╭─ Source data

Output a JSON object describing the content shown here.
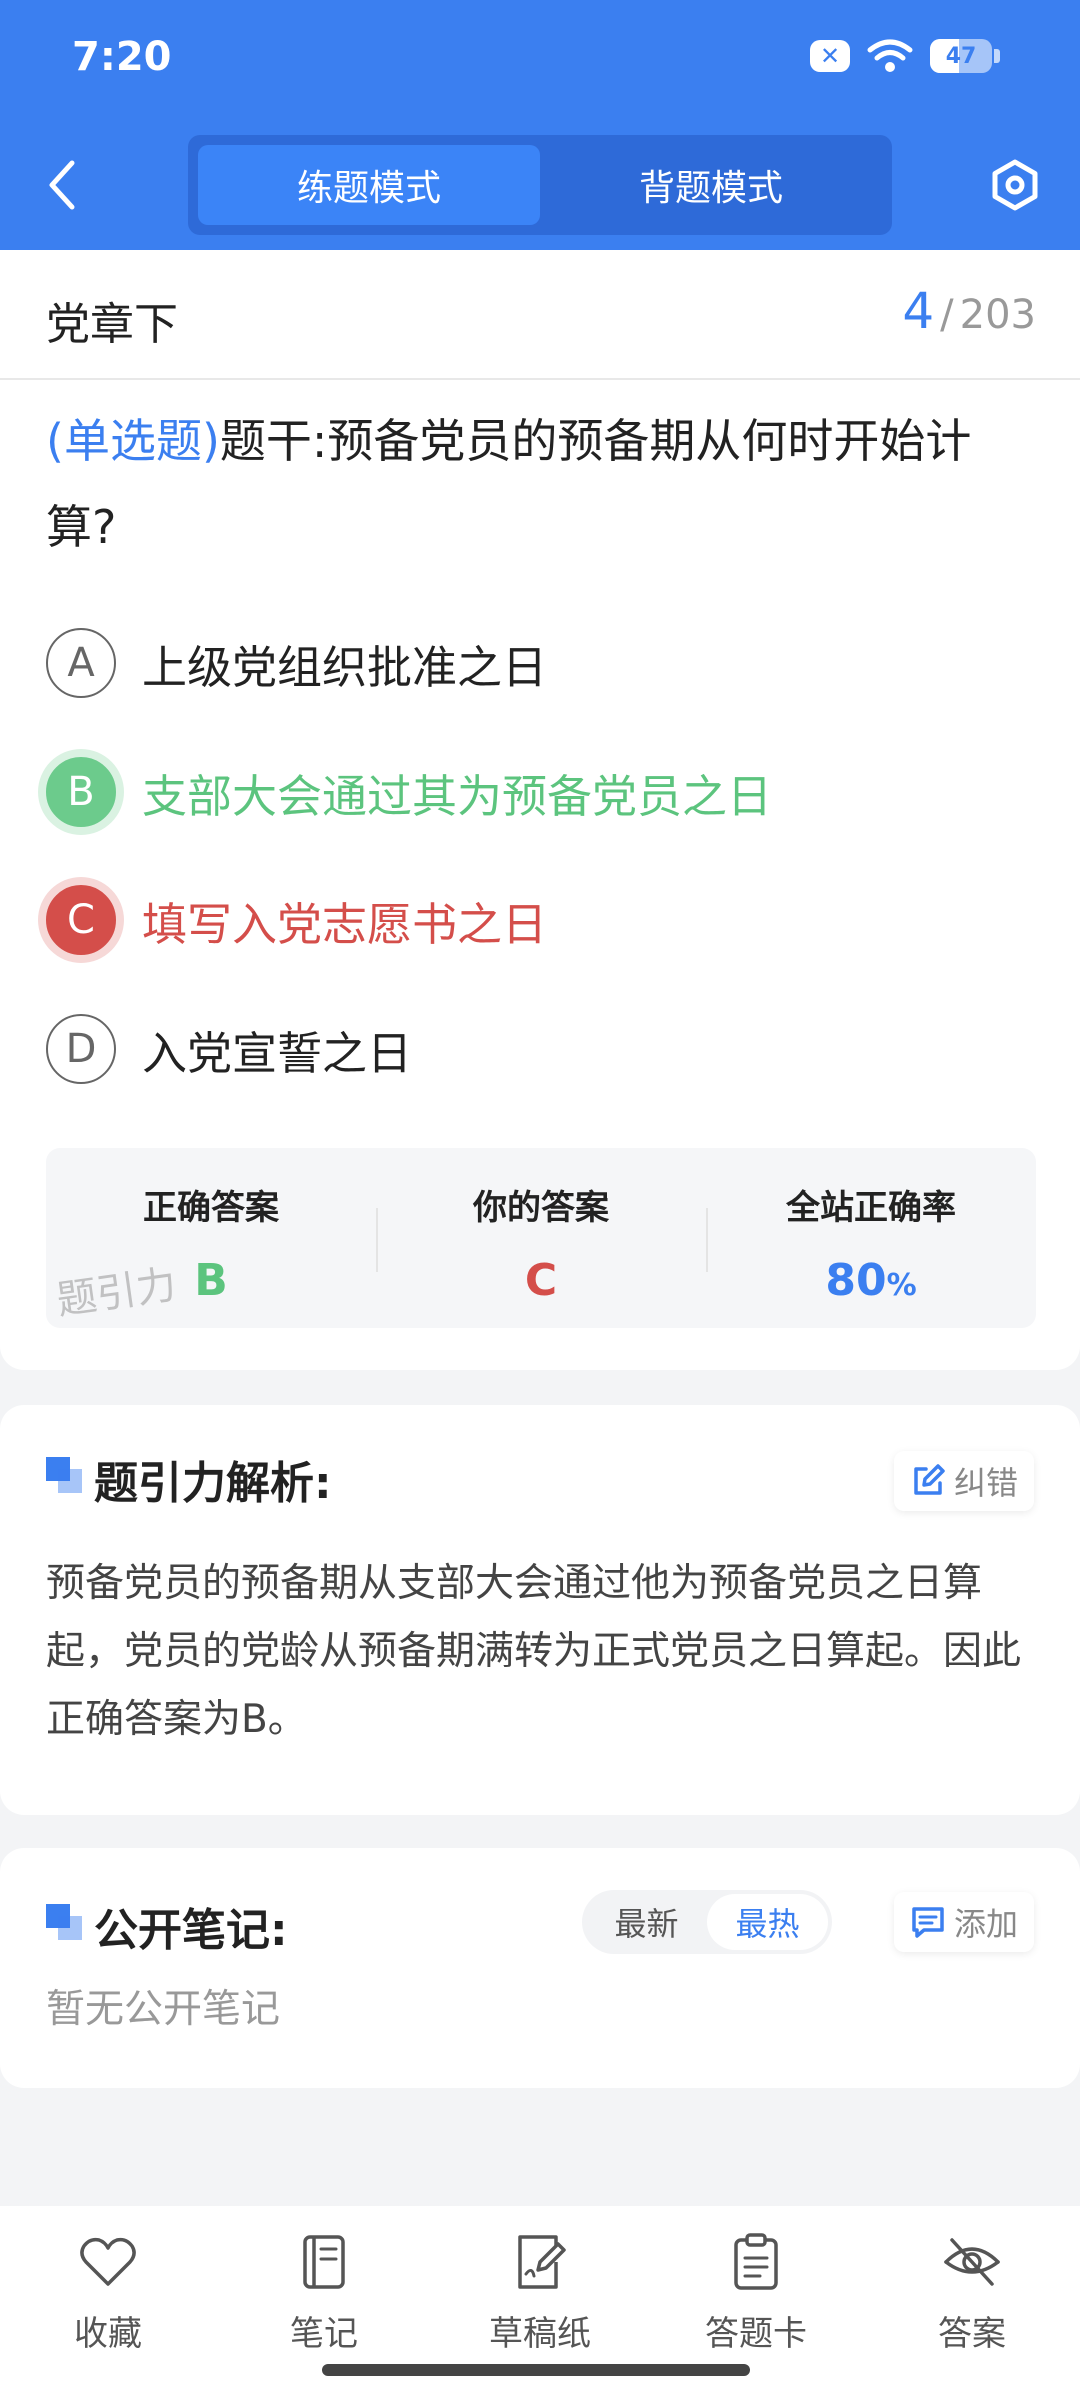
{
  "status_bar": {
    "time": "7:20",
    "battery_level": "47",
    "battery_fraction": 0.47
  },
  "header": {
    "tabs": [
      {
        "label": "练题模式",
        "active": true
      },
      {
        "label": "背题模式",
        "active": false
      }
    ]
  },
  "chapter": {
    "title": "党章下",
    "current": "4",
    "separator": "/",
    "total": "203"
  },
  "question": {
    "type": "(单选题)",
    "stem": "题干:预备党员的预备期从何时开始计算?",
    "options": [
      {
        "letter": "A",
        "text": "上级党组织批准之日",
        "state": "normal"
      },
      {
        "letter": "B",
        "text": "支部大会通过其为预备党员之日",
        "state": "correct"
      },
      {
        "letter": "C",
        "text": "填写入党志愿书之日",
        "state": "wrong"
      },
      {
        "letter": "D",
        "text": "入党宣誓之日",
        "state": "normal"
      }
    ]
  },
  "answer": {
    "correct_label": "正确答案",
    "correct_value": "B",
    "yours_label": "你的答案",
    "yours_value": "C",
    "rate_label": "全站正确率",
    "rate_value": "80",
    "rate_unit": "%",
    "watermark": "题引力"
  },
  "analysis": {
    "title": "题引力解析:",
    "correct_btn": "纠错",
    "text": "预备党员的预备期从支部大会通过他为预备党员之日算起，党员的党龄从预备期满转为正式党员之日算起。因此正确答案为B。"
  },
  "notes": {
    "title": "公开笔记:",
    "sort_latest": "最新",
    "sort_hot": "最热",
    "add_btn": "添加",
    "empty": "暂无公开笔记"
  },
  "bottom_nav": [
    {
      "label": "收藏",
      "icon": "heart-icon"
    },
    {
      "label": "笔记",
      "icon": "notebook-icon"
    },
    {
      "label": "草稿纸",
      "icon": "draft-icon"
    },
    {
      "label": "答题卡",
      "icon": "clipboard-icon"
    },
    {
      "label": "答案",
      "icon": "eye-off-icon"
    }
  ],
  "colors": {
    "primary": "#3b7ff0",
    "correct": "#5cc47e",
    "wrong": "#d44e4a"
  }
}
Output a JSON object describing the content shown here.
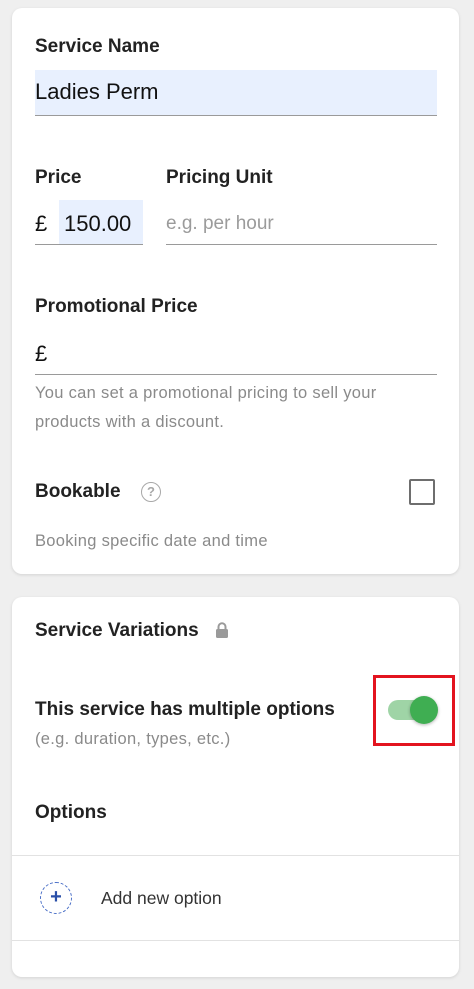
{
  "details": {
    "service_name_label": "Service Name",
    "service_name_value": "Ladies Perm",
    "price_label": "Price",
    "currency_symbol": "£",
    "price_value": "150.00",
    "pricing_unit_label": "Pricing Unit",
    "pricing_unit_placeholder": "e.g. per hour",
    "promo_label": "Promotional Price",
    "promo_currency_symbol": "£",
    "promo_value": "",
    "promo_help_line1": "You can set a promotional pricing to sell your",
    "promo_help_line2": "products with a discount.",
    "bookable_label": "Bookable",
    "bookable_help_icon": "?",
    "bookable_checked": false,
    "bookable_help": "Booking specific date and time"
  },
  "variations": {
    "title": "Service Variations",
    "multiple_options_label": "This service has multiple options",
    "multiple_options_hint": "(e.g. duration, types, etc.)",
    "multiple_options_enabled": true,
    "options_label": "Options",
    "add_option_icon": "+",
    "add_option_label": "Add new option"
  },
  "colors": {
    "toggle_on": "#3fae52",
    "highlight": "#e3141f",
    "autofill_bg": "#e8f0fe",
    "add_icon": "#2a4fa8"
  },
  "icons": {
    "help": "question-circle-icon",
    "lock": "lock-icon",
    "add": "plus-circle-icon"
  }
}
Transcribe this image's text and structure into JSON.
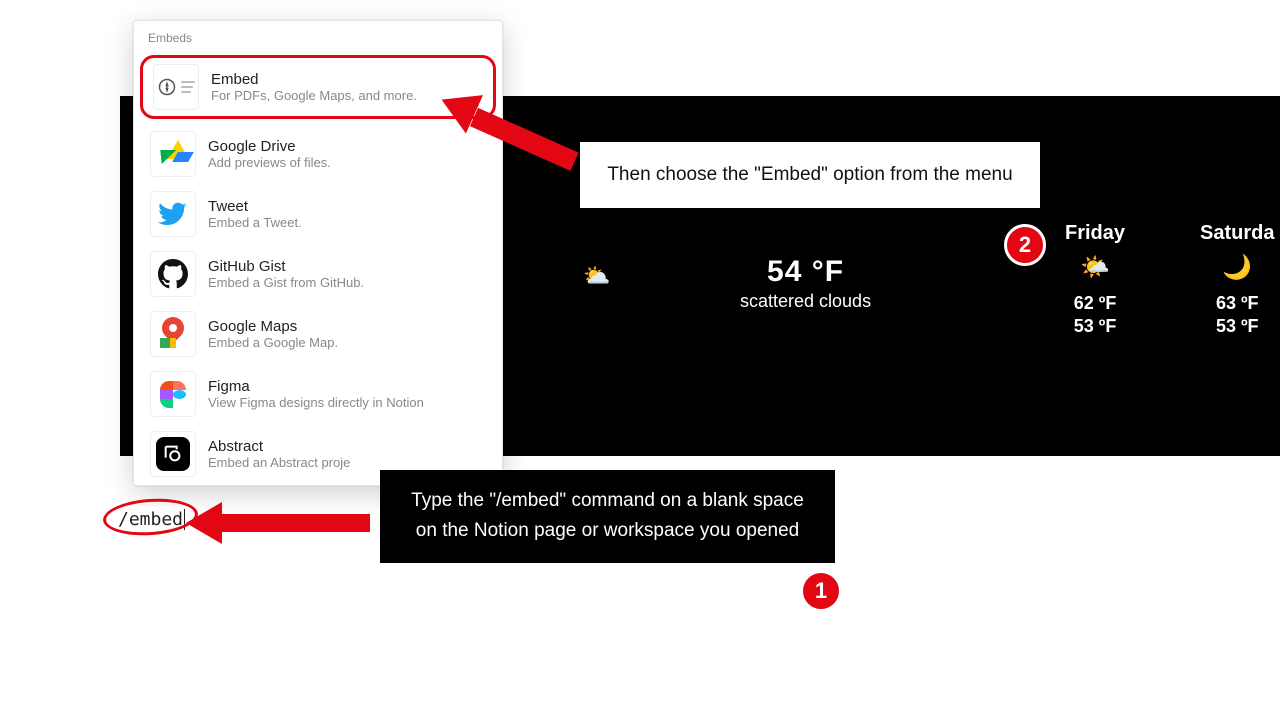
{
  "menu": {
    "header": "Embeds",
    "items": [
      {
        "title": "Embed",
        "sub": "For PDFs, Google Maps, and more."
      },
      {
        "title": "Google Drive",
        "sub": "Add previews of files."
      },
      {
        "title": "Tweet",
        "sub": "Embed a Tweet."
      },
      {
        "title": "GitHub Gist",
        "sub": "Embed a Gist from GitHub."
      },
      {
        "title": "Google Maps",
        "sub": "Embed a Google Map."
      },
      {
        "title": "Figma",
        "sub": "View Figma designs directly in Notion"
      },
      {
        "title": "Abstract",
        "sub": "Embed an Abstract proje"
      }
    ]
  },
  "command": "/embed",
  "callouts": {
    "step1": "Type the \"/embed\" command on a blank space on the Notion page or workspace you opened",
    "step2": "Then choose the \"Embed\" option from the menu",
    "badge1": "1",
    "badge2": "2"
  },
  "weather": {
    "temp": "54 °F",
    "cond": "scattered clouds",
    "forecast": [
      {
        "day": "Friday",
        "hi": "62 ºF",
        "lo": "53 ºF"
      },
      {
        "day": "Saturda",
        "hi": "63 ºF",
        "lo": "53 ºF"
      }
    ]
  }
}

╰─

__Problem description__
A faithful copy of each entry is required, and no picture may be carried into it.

__Problem solution__
Output a JSON object describing the content shown here.
{
  "status_bar": {
    "time": "7:20",
    "battery_level": "47",
    "battery_fraction": 0.47
  },
  "header": {
    "tabs": [
      {
        "label": "练题模式",
        "active": true
      },
      {
        "label": "背题模式",
        "active": false
      }
    ]
  },
  "chapter": {
    "title": "党章下",
    "current": "4",
    "separator": "/",
    "total": "203"
  },
  "question": {
    "type": "(单选题)",
    "stem": "题干:预备党员的预备期从何时开始计算?",
    "options": [
      {
        "letter": "A",
        "text": "上级党组织批准之日",
        "state": "normal"
      },
      {
        "letter": "B",
        "text": "支部大会通过其为预备党员之日",
        "state": "correct"
      },
      {
        "letter": "C",
        "text": "填写入党志愿书之日",
        "state": "wrong"
      },
      {
        "letter": "D",
        "text": "入党宣誓之日",
        "state": "normal"
      }
    ]
  },
  "answer": {
    "correct_label": "正确答案",
    "correct_value": "B",
    "yours_label": "你的答案",
    "yours_value": "C",
    "rate_label": "全站正确率",
    "rate_value": "80",
    "rate_unit": "%",
    "watermark": "题引力"
  },
  "analysis": {
    "title": "题引力解析:",
    "correct_btn": "纠错",
    "text": "预备党员的预备期从支部大会通过他为预备党员之日算起，党员的党龄从预备期满转为正式党员之日算起。因此正确答案为B。"
  },
  "notes": {
    "title": "公开笔记:",
    "sort_latest": "最新",
    "sort_hot": "最热",
    "add_btn": "添加",
    "empty": "暂无公开笔记"
  },
  "bottom_nav": [
    {
      "label": "收藏",
      "icon": "heart-icon"
    },
    {
      "label": "笔记",
      "icon": "notebook-icon"
    },
    {
      "label": "草稿纸",
      "icon": "draft-icon"
    },
    {
      "label": "答题卡",
      "icon": "clipboard-icon"
    },
    {
      "label": "答案",
      "icon": "eye-off-icon"
    }
  ],
  "colors": {
    "primary": "#3b7ff0",
    "correct": "#5cc47e",
    "wrong": "#d44e4a"
  }
}
Output a JSON object describing the content shown here.
{
  "details": {
    "service_name_label": "Service Name",
    "service_name_value": "Ladies Perm",
    "price_label": "Price",
    "currency_symbol": "£",
    "price_value": "150.00",
    "pricing_unit_label": "Pricing Unit",
    "pricing_unit_placeholder": "e.g. per hour",
    "promo_label": "Promotional Price",
    "promo_currency_symbol": "£",
    "promo_value": "",
    "promo_help_line1": "You can set a promotional pricing to sell your",
    "promo_help_line2": "products with a discount.",
    "bookable_label": "Bookable",
    "bookable_help_icon": "?",
    "bookable_checked": false,
    "bookable_help": "Booking specific date and time"
  },
  "variations": {
    "title": "Service Variations",
    "multiple_options_label": "This service has multiple options",
    "multiple_options_hint": "(e.g. duration, types, etc.)",
    "multiple_options_enabled": true,
    "options_label": "Options",
    "add_option_icon": "+",
    "add_option_label": "Add new option"
  },
  "colors": {
    "toggle_on": "#3fae52",
    "highlight": "#e3141f",
    "autofill_bg": "#e8f0fe",
    "add_icon": "#2a4fa8"
  },
  "icons": {
    "help": "question-circle-icon",
    "lock": "lock-icon",
    "add": "plus-circle-icon"
  }
}
Transcribe this image's text and structure into JSON.
{
  "menu": {
    "header": "Embeds",
    "items": [
      {
        "title": "Embed",
        "sub": "For PDFs, Google Maps, and more."
      },
      {
        "title": "Google Drive",
        "sub": "Add previews of files."
      },
      {
        "title": "Tweet",
        "sub": "Embed a Tweet."
      },
      {
        "title": "GitHub Gist",
        "sub": "Embed a Gist from GitHub."
      },
      {
        "title": "Google Maps",
        "sub": "Embed a Google Map."
      },
      {
        "title": "Figma",
        "sub": "View Figma designs directly in Notion"
      },
      {
        "title": "Abstract",
        "sub": "Embed an Abstract proje"
      }
    ]
  },
  "command": "/embed",
  "callouts": {
    "step1": "Type the \"/embed\" command on a blank space on the Notion page or workspace you opened",
    "step2": "Then choose the \"Embed\" option from the menu",
    "badge1": "1",
    "badge2": "2"
  },
  "weather": {
    "temp": "54 °F",
    "cond": "scattered clouds",
    "forecast": [
      {
        "day": "Friday",
        "hi": "62 ºF",
        "lo": "53 ºF"
      },
      {
        "day": "Saturda",
        "hi": "63 ºF",
        "lo": "53 ºF"
      }
    ]
  }
}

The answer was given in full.